A permit allows for construction affecting 3.9 acres of wetland around Gadsden Creek | Credit: Google Maps

A lawsuit filed Friday contests construction plans around Gadsden Creek on the west side of the Charleston peninsula. The suit, filed by the South Carolina Environmental Law Project (SCELP) in state Administrative Law Court, is a formal objection to a permit issued by the state Department of Health and Environmental Control (DHEC) that would allow construction to move ahead on the WestEdge development, affecting about four acres of tidal creek wetland.

SCELP is representing the Friends of Gadsden Creek advocacy group in the proceedings.

“We are alarmed that the state agency charged with safeguarding our precious coastal tidelands issued a permit that allows for the complete destruction of a tidal creek so that slightly larger hotels, condos and office buildings can be built,” said Ben Cunningham, an SCELP attorney.
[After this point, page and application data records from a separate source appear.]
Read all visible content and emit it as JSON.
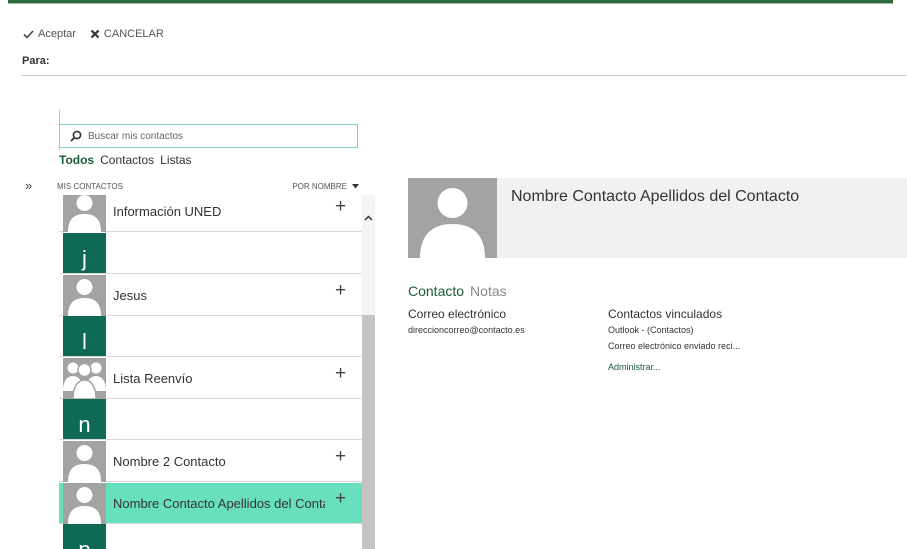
{
  "toolbar": {
    "accept": "Aceptar",
    "cancel": "CANCELAR"
  },
  "to_label": "Para:",
  "expand_glyph": "»",
  "search": {
    "placeholder": "Buscar mis contactos"
  },
  "filters": [
    "Todos",
    "Contactos",
    "Listas"
  ],
  "list_header": {
    "left": "MIS CONTACTOS",
    "sort": "POR NOMBRE"
  },
  "contacts": [
    {
      "name": "Información UNED"
    },
    {
      "letter": "j"
    },
    {
      "name": "Jesus"
    },
    {
      "letter": "l"
    },
    {
      "name": "Lista Reenvío"
    },
    {
      "letter": "n"
    },
    {
      "name": "Nombre 2 Contacto"
    },
    {
      "name": "Nombre Contacto Apellidos del Contacto"
    },
    {
      "letter": "p"
    }
  ],
  "detail": {
    "name": "Nombre Contacto Apellidos del Contacto",
    "tabs": [
      "Contacto",
      "Notas"
    ],
    "email_title": "Correo electrónico",
    "email_value": "direccioncorreo@contacto.es",
    "linked_title": "Contactos vinculados",
    "linked_lines": [
      "Outlook - (Contactos)",
      "Correo electrónico enviado reci..."
    ],
    "admin_link": "Administrar..."
  },
  "colors": {
    "accent": "#1d5b3a",
    "selected_row": "#68e0be",
    "letter_block": "#0e6a54",
    "avatar_gray": "#a3a3a3"
  },
  "icons": {
    "accept": "check-icon",
    "cancel": "x-icon",
    "search": "search-icon",
    "sort": "caret-down-icon",
    "add": "plus-icon",
    "scroll_up": "chevron-up-icon"
  }
}
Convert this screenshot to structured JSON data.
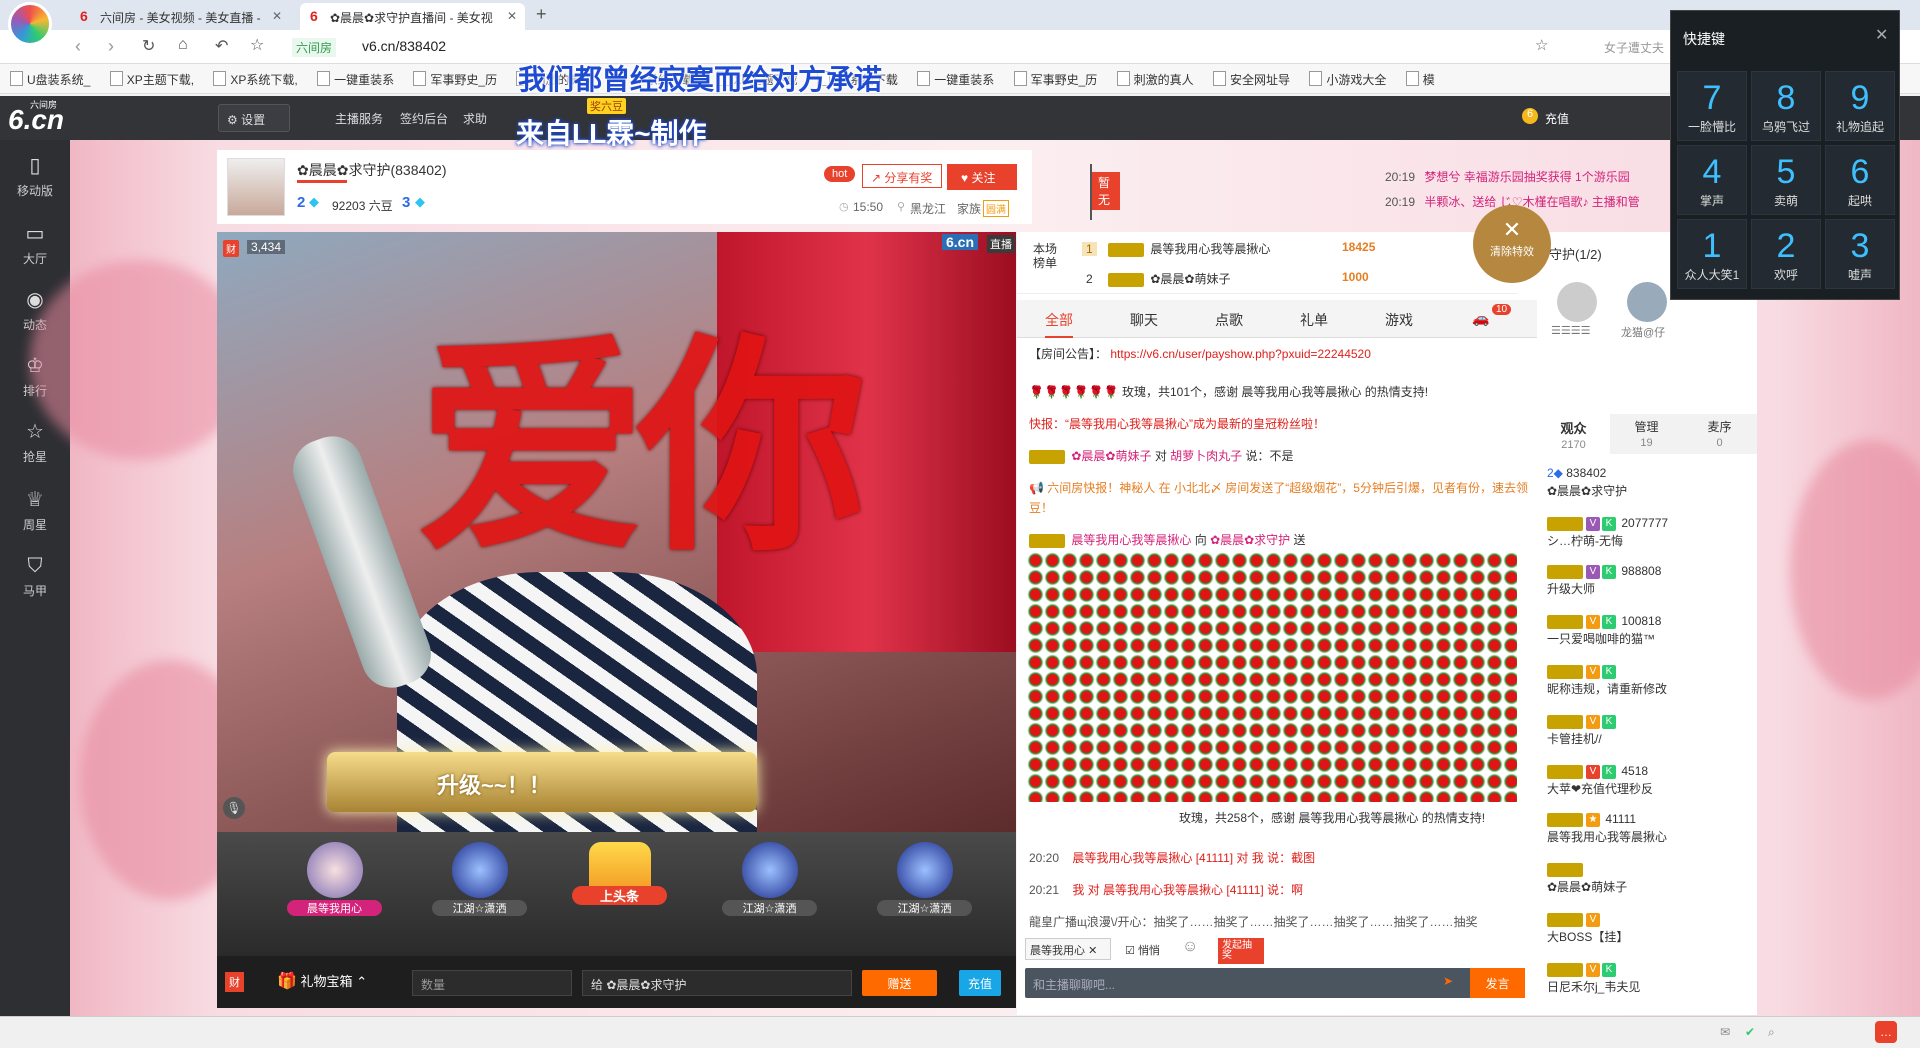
{
  "browser": {
    "tabs": [
      {
        "label": "六间房 - 美女视频 - 美女直播 -",
        "active": false
      },
      {
        "label": "✿晨晨✿求守护直播间 - 美女视",
        "active": true
      }
    ],
    "url_prefix": "六间房",
    "url": "v6.cn/838402",
    "search_placeholder": "女子遭丈夫..."
  },
  "bookmarks": [
    "U盘装系统_",
    "XP主题下载,",
    "XP系统下载,",
    "一键重装系",
    "军事野史_历",
    "刺激的真人",
    "XP系统下载.",
    "XP主题下载",
    "XP系统下载",
    "一键重装系",
    "军事野史_历",
    "刺激的真人",
    "安全网址导",
    "小游戏大全",
    "模"
  ],
  "overlay_texts": {
    "line1": "我们都曾经寂寞而给对方承诺",
    "line2": "来自LL霖~制作"
  },
  "site": {
    "logo": "6.cn",
    "logo_sub": "六间房",
    "settings": "设置",
    "nav": [
      "主播服务",
      "签约后台",
      "求助"
    ],
    "recharge": "充值",
    "gift_tag": "奖六豆"
  },
  "sidebar": [
    "移动版",
    "大厅",
    "动态",
    "排行",
    "抢星",
    "周星",
    "马甲"
  ],
  "anchor": {
    "name": "✿晨晨✿求守护(838402)",
    "level_num": "2",
    "beans": "92203 六豆",
    "rank_num": "3",
    "hot": "hot",
    "share": "分享有奖",
    "follow": "关注",
    "time": "15:50",
    "location": "黑龙江",
    "family": "家族",
    "family_tag": "圆满",
    "flag": "暂无"
  },
  "video": {
    "viewer_count": "3,434",
    "wealth_tag": "财",
    "brand": "6.cn",
    "live": "直播",
    "upgrade_text": "升级~~！！",
    "effect_text": "爱你"
  },
  "gift_bar": {
    "items": [
      "晨等我用心",
      "江湖☆潇洒",
      "上头条",
      "江湖☆潇洒",
      "江湖☆潇洒"
    ],
    "treasure": "礼物宝箱",
    "qty_placeholder": "数量",
    "to": "给",
    "to_name": "✿晨晨✿求守护",
    "send": "赠送",
    "recharge": "充值",
    "cai": "财"
  },
  "rank": {
    "label": "本场榜单",
    "rows": [
      {
        "pos": "1",
        "name": "晨等我用心我等晨揪心",
        "value": "18425"
      },
      {
        "pos": "2",
        "name": "✿晨晨✿萌妹子",
        "value": "1000"
      }
    ]
  },
  "clear_effects": "清除特效",
  "chat": {
    "tabs": [
      "全部",
      "聊天",
      "点歌",
      "礼单",
      "游戏"
    ],
    "tab_badge": "10",
    "announcement_label": "【房间公告】：",
    "announcement_url": "https://v6.cn/user/payshow.php?pxuid=22244520",
    "msg1": "玫瑰，共101个，感谢 晨等我用心我等晨揪心 的热情支持!",
    "msg2": "快报：“晨等我用心我等晨揪心”成为最新的皇冠粉丝啦！",
    "msg3_user": "✿晨晨✿萌妹子",
    "msg3_to": "胡萝卜肉丸子",
    "msg3_text": "说：不是",
    "msg4": "六间房快报！神秘人 在 小北北〆 房间发送了“超级烟花”，5分钟后引爆，见者有份，速去领豆！",
    "msg5_user": "晨等我用心我等晨揪心",
    "msg5_to": "✿晨晨✿求守护",
    "msg5_verb": "送",
    "msg6": "玫瑰，共258个，感谢 晨等我用心我等晨揪心 的热情支持!",
    "msg7_time": "20:20",
    "msg7_text": "晨等我用心我等晨揪心 [41111] 对 我 说：截图",
    "msg8_time": "20:21",
    "msg8_text": "我 对 晨等我用心我等晨揪心 [41111] 说：啊",
    "broadcast": "龍皇广播щ浪漫\\/开心：抽奖了……抽奖了……抽奖了……抽奖了……抽奖了……抽奖",
    "top_notices": [
      {
        "time": "20:19",
        "text": "梦想兮 幸福游乐园抽奖获得 1个游乐园"
      },
      {
        "time": "20:19",
        "text": "半颗冰、送给 じ♡木槿在唱歌♪ 主播和管"
      }
    ],
    "target_user": "晨等我用心",
    "whisper": "悄悄",
    "input_placeholder": "和主播聊聊吧...",
    "send": "发言",
    "prize_tag": "发起抽奖"
  },
  "right": {
    "guard_title": "守护(1/2)",
    "guard_names": [
      "☰☰☰☰",
      "龙猫@仔"
    ],
    "tabs": [
      {
        "label": "观众",
        "count": "2170"
      },
      {
        "label": "管理",
        "count": "19"
      },
      {
        "label": "麦序",
        "count": "0"
      }
    ],
    "users": [
      {
        "id": "838402",
        "name": "✿晨晨✿求守护"
      },
      {
        "id": "2077777",
        "name": "シ…柠萌-无悔"
      },
      {
        "id": "988808",
        "name": "升级大师"
      },
      {
        "id": "100818",
        "name": "一只爱喝咖啡的猫™"
      },
      {
        "id": "",
        "name": "昵称违规，请重新修改"
      },
      {
        "id": "",
        "name": "卡管挂机//"
      },
      {
        "id": "4518",
        "name": "大苹❤充值代理秒反"
      },
      {
        "id": "41111",
        "name": "晨等我用心我等晨揪心"
      },
      {
        "id": "",
        "name": "✿晨晨✿萌妹子"
      },
      {
        "id": "",
        "name": "大BOSS【挂】"
      },
      {
        "id": "",
        "name": "日尼禾尔j_韦夫见"
      }
    ]
  },
  "shortcut": {
    "title": "快捷键",
    "keys": [
      {
        "n": "7",
        "l": "一脸懵比"
      },
      {
        "n": "8",
        "l": "乌鸦飞过"
      },
      {
        "n": "9",
        "l": "礼物追起"
      },
      {
        "n": "4",
        "l": "掌声"
      },
      {
        "n": "5",
        "l": "卖萌"
      },
      {
        "n": "6",
        "l": "起哄"
      },
      {
        "n": "1",
        "l": "众人大笑1"
      },
      {
        "n": "2",
        "l": "欢呼"
      },
      {
        "n": "3",
        "l": "嘘声"
      }
    ]
  },
  "colors": {
    "brand_red": "#e8412c",
    "send_orange": "#ff6a00",
    "recharge_blue": "#19a6e6",
    "accent_teal": "#3ec0ff"
  }
}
Historically, the area served as a working waterfront before it became a landfill, and much of the land that exists today built on top of unstable human-created land. A low-lying area along the Ashley River, flooding remains an issue in the immediate and surrounding areas, which includes the Gadsden Green housing complex. Developers say improvements in the area could remedy some of those issues, but activists say continued building only adds pressure to low-income communities nearby and could exacerbate flooding issues.

Early phases of the WestEdge project have already been completed, with the construction of apartments, shops and a Publix grocery store anchoring the complex at the corner of Spring Street and Lockwood Drive.

DHEC granted a Critical Area Permit and Water Quality and Coastal Zone Consistency certifications in July, paving the way for the project to move forward.

Michael Maher, CEO of WestEdge Foundation Inc., said the lawsuit does more than just delays the project.

“Of course we are disappointed, as the filing will delay works that will bring needed flooding and contamination relief to the Westside neighborhood,” he told the City Paper in an email Friday.

Cunningham called the reaction “more of the same from WestEdge,” and said the construction run afoul of high-profile plans to make the Charleston peninsula more resilient in the face of sea level rise and climate change.

The suit triggers an automatic stay on construction, according to Cunningham, while the case progresses through Administrative Law Court.